I am in some ways never happier than when I’m in a library. It’s just a natural place for me, somewhere it makes sense for me to be, and I think anyone who knows me would agree that if I were to shed all my worldly possessions and set up camp somewhere not particularly needed by other people, like around the oversized, falling-apart books about motorcycles, they would say they kind of saw that coming.

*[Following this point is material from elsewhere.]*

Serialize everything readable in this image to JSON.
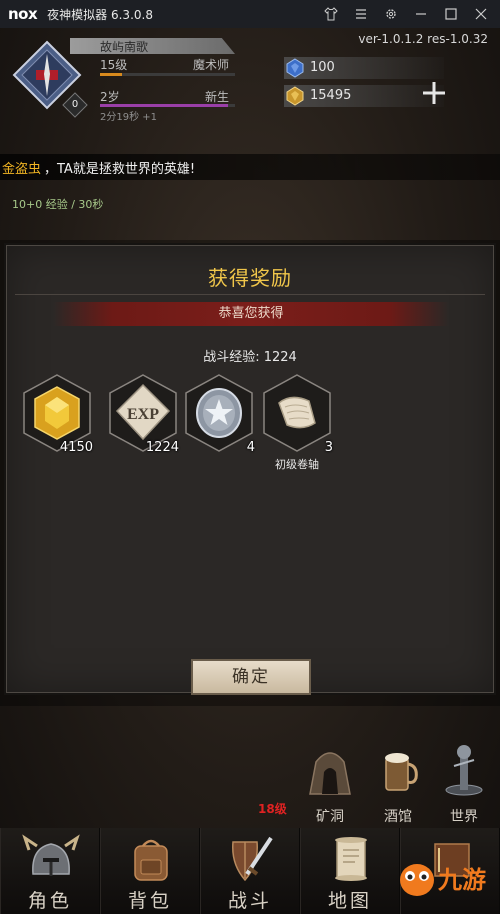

Among other problems I have terrible impulse control in libraries, and will notice books and decide that if someone went to the bother of writing it there must be something interesting worth reading in it, and, well, what I’m saying is this is why I borrowed Pasta and Noodle Technology, a collection of papers and monographs on the title subject published by the American Association of Cereal Chemists, edited by James E Kruger, Robert B Matsuo, and Joel W Dick. And the book was published in 1996, so it’s not even a book about the current state of pasta and noodle technology, but is instead about the state of pasta and noodle technology from the days when having an online community devoted to Spaghetti-o’s was just the distant dream of some madmen in alt.fan.pasta. What I’m saying is I think I need librarians to save me from myself.